● **Required work**: The goal is to restate all of the records below word for word.

● **Dataset rows describing interfaces**:

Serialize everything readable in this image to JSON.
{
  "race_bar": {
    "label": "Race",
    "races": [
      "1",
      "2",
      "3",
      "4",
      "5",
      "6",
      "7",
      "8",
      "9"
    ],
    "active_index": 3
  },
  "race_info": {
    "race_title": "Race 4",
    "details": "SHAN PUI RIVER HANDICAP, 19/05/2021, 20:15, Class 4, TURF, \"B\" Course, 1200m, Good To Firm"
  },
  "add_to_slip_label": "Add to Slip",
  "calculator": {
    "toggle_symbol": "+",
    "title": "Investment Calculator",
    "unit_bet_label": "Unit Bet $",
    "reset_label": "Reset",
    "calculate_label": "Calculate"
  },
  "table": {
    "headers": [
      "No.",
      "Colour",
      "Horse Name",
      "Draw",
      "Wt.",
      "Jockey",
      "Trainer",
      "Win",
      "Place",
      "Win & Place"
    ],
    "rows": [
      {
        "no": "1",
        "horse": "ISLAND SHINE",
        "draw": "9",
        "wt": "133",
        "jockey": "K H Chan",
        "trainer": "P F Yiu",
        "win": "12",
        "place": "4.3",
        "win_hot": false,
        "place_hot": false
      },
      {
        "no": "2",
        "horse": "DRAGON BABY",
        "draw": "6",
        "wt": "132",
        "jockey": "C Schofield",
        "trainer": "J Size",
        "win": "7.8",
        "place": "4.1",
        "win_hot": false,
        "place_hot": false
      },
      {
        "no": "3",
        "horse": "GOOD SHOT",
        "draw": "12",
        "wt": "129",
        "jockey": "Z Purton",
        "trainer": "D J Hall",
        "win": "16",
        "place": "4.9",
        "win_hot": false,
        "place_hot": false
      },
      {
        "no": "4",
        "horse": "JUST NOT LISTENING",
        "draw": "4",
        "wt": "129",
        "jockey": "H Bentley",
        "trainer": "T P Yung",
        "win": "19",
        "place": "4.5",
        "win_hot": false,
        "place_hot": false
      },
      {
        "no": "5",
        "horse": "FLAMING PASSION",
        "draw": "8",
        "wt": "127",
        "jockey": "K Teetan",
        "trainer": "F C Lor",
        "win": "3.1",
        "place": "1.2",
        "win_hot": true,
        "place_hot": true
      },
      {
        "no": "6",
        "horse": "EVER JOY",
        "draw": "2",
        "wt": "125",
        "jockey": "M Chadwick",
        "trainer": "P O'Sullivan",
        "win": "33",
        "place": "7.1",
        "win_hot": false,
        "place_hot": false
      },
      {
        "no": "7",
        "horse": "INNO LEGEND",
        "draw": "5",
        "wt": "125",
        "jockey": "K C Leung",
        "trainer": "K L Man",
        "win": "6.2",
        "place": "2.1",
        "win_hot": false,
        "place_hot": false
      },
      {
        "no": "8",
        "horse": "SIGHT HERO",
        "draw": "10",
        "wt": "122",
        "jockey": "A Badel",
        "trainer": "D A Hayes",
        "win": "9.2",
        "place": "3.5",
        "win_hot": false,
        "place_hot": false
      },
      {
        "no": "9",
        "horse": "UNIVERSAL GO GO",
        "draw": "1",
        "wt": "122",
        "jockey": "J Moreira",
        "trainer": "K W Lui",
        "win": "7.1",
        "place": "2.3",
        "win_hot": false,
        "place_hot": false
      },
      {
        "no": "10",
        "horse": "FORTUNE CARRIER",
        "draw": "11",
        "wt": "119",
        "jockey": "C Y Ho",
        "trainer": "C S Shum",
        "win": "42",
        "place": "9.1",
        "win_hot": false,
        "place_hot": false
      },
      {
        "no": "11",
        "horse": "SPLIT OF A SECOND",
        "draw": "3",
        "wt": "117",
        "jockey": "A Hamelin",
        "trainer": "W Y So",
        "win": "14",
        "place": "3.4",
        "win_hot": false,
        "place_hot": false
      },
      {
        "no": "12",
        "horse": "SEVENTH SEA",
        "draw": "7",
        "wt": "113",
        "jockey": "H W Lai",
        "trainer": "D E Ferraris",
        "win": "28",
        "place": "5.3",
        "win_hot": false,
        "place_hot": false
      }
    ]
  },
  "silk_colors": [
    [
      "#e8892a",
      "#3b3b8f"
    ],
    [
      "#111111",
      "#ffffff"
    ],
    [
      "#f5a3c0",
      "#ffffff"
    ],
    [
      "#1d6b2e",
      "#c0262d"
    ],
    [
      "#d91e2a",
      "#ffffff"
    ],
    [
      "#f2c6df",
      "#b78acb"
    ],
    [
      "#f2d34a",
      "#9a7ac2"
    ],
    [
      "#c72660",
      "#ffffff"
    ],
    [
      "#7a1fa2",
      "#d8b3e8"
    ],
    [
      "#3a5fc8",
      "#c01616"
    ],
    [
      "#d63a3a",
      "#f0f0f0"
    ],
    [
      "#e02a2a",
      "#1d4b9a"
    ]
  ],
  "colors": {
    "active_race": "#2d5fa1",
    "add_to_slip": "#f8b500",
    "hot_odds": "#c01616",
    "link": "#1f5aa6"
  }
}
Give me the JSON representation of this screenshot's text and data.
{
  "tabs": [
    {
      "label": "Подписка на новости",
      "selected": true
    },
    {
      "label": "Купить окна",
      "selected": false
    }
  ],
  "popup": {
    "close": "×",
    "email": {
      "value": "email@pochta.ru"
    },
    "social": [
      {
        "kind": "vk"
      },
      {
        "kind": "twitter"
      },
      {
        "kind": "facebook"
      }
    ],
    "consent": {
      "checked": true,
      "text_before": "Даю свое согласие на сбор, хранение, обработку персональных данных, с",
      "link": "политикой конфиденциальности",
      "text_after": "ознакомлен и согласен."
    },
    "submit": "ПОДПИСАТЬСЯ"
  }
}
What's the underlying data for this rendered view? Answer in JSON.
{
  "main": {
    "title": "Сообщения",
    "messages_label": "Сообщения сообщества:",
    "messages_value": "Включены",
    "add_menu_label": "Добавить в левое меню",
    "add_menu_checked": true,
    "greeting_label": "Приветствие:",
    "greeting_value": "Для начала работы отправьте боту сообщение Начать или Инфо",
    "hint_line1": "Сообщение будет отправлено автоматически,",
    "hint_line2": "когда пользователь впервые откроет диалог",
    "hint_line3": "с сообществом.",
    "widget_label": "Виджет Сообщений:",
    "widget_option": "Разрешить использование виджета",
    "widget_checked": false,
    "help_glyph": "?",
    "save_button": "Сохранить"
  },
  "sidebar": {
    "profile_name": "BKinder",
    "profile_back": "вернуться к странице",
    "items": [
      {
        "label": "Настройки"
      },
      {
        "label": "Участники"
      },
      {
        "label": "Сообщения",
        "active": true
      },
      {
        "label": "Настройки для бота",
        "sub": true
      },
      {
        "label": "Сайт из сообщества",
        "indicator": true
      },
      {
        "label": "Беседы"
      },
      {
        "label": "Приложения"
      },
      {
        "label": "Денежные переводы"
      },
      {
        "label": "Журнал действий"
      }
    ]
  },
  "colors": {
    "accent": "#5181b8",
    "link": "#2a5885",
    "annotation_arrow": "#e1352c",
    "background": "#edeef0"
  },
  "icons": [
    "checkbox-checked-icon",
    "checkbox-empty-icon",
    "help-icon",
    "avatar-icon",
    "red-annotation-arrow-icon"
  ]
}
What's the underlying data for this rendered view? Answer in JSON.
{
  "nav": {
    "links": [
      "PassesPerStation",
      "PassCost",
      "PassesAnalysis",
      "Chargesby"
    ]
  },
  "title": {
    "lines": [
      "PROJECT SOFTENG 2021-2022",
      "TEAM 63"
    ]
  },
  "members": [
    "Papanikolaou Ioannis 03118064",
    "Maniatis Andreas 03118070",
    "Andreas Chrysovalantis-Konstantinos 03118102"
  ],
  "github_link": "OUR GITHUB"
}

● **Answer to this task**:
Serialize everything readable in this image to JSON.
{
  "race_bar": {
    "label": "Race",
    "races": [
      "1",
      "2",
      "3",
      "4",
      "5",
      "6",
      "7",
      "8",
      "9"
    ],
    "active_index": 3
  },
  "race_info": {
    "race_title": "Race 4",
    "details": "SHAN PUI RIVER HANDICAP, 19/05/2021, 20:15, Class 4, TURF, \"B\" Course, 1200m, Good To Firm"
  },
  "add_to_slip_label": "Add to Slip",
  "calculator": {
    "toggle_symbol": "+",
    "title": "Investment Calculator",
    "unit_bet_label": "Unit Bet $",
    "reset_label": "Reset",
    "calculate_label": "Calculate"
  },
  "table": {
    "headers": [
      "No.",
      "Colour",
      "Horse Name",
      "Draw",
      "Wt.",
      "Jockey",
      "Trainer",
      "Win",
      "Place",
      "Win & Place"
    ],
    "rows": [
      {
        "no": "1",
        "horse": "ISLAND SHINE",
        "draw": "9",
        "wt": "133",
        "jockey": "K H Chan",
        "trainer": "P F Yiu",
        "win": "12",
        "place": "4.3",
        "win_hot": false,
        "place_hot": false
      },
      {
        "no": "2",
        "horse": "DRAGON BABY",
        "draw": "6",
        "wt": "132",
        "jockey": "C Schofield",
        "trainer": "J Size",
        "win": "7.8",
        "place": "4.1",
        "win_hot": false,
        "place_hot": false
      },
      {
        "no": "3",
        "horse": "GOOD SHOT",
        "draw": "12",
        "wt": "129",
        "jockey": "Z Purton",
        "trainer": "D J Hall",
        "win": "16",
        "place": "4.9",
        "win_hot": false,
        "place_hot": false
      },
      {
        "no": "4",
        "horse": "JUST NOT LISTENING",
        "draw": "4",
        "wt": "129",
        "jockey": "H Bentley",
        "trainer": "T P Yung",
        "win": "19",
        "place": "4.5",
        "win_hot": false,
        "place_hot": false
      },
      {
        "no": "5",
        "horse": "FLAMING PASSION",
        "draw": "8",
        "wt": "127",
        "jockey": "K Teetan",
        "trainer": "F C Lor",
        "win": "3.1",
        "place": "1.2",
        "win_hot": true,
        "place_hot": true
      },
      {
        "no": "6",
        "horse": "EVER JOY",
        "draw": "2",
        "wt": "125",
        "jockey": "M Chadwick",
        "trainer": "P O'Sullivan",
        "win": "33",
        "place": "7.1",
        "win_hot": false,
        "place_hot": false
      },
      {
        "no": "7",
        "horse": "INNO LEGEND",
        "draw": "5",
        "wt": "125",
        "jockey": "K C Leung",
        "trainer": "K L Man",
        "win": "6.2",
        "place": "2.1",
        "win_hot": false,
        "place_hot": false
      },
      {
        "no": "8",
        "horse": "SIGHT HERO",
        "draw": "10",
        "wt": "122",
        "jockey": "A Badel",
        "trainer": "D A Hayes",
        "win": "9.2",
        "place": "3.5",
        "win_hot": false,
        "place_hot": false
      },
      {
        "no": "9",
        "horse": "UNIVERSAL GO GO",
        "draw": "1",
        "wt": "122",
        "jockey": "J Moreira",
        "trainer": "K W Lui",
        "win": "7.1",
        "place": "2.3",
        "win_hot": false,
        "place_hot": false
      },
      {
        "no": "10",
        "horse": "FORTUNE CARRIER",
        "draw": "11",
        "wt": "119",
        "jockey": "C Y Ho",
        "trainer": "C S Shum",
        "win": "42",
        "place": "9.1",
        "win_hot": false,
        "place_hot": false
      },
      {
        "no": "11",
        "horse": "SPLIT OF A SECOND",
        "draw": "3",
        "wt": "117",
        "jockey": "A Hamelin",
        "trainer": "W Y So",
        "win": "14",
        "place": "3.4",
        "win_hot": false,
        "place_hot": false
      },
      {
        "no": "12",
        "horse": "SEVENTH SEA",
        "draw": "7",
        "wt": "113",
        "jockey": "H W Lai",
        "trainer": "D E Ferraris",
        "win": "28",
        "place": "5.3",
        "win_hot": false,
        "place_hot": false
      }
    ]
  },
  "silk_colors": [
    [
      "#e8892a",
      "#3b3b8f"
    ],
    [
      "#111111",
      "#ffffff"
    ],
    [
      "#f5a3c0",
      "#ffffff"
    ],
    [
      "#1d6b2e",
      "#c0262d"
    ],
    [
      "#d91e2a",
      "#ffffff"
    ],
    [
      "#f2c6df",
      "#b78acb"
    ],
    [
      "#f2d34a",
      "#9a7ac2"
    ],
    [
      "#c72660",
      "#ffffff"
    ],
    [
      "#7a1fa2",
      "#d8b3e8"
    ],
    [
      "#3a5fc8",
      "#c01616"
    ],
    [
      "#d63a3a",
      "#f0f0f0"
    ],
    [
      "#e02a2a",
      "#1d4b9a"
    ]
  ],
  "colors": {
    "active_race": "#2d5fa1",
    "add_to_slip": "#f8b500",
    "hot_odds": "#c01616",
    "link": "#1f5aa6"
  }
}
Give me the JSON representation of this screenshot's text and data.
{
  "tabs": [
    {
      "label": "Подписка на новости",
      "selected": true
    },
    {
      "label": "Купить окна",
      "selected": false
    }
  ],
  "popup": {
    "close": "×",
    "email": {
      "value": "email@pochta.ru"
    },
    "social": [
      {
        "kind": "vk"
      },
      {
        "kind": "twitter"
      },
      {
        "kind": "facebook"
      }
    ],
    "consent": {
      "checked": true,
      "text_before": "Даю свое согласие на сбор, хранение, обработку персональных данных, с",
      "link": "политикой конфиденциальности",
      "text_after": "ознакомлен и согласен."
    },
    "submit": "ПОДПИСАТЬСЯ"
  }
}
What's the underlying data for this rendered view? Answer in JSON.
{
  "main": {
    "title": "Сообщения",
    "messages_label": "Сообщения сообщества:",
    "messages_value": "Включены",
    "add_menu_label": "Добавить в левое меню",
    "add_menu_checked": true,
    "greeting_label": "Приветствие:",
    "greeting_value": "Для начала работы отправьте боту сообщение Начать или Инфо",
    "hint_line1": "Сообщение будет отправлено автоматически,",
    "hint_line2": "когда пользователь впервые откроет диалог",
    "hint_line3": "с сообществом.",
    "widget_label": "Виджет Сообщений:",
    "widget_option": "Разрешить использование виджета",
    "widget_checked": false,
    "help_glyph": "?",
    "save_button": "Сохранить"
  },
  "sidebar": {
    "profile_name": "BKinder",
    "profile_back": "вернуться к странице",
    "items": [
      {
        "label": "Настройки"
      },
      {
        "label": "Участники"
      },
      {
        "label": "Сообщения",
        "active": true
      },
      {
        "label": "Настройки для бота",
        "sub": true
      },
      {
        "label": "Сайт из сообщества",
        "indicator": true
      },
      {
        "label": "Беседы"
      },
      {
        "label": "Приложения"
      },
      {
        "label": "Денежные переводы"
      },
      {
        "label": "Журнал действий"
      }
    ]
  },
  "colors": {
    "accent": "#5181b8",
    "link": "#2a5885",
    "annotation_arrow": "#e1352c",
    "background": "#edeef0"
  },
  "icons": [
    "checkbox-checked-icon",
    "checkbox-empty-icon",
    "help-icon",
    "avatar-icon",
    "red-annotation-arrow-icon"
  ]
}
What's the underlying data for this rendered view? Answer in JSON.
{
  "nav": {
    "links": [
      "PassesPerStation",
      "PassCost",
      "PassesAnalysis",
      "Chargesby"
    ]
  },
  "title": {
    "lines": [
      "PROJECT SOFTENG 2021-2022",
      "TEAM 63"
    ]
  },
  "members": [
    "Papanikolaou Ioannis 03118064",
    "Maniatis Andreas 03118070",
    "Andreas Chrysovalantis-Konstantinos 03118102"
  ],
  "github_link": "OUR GITHUB"
}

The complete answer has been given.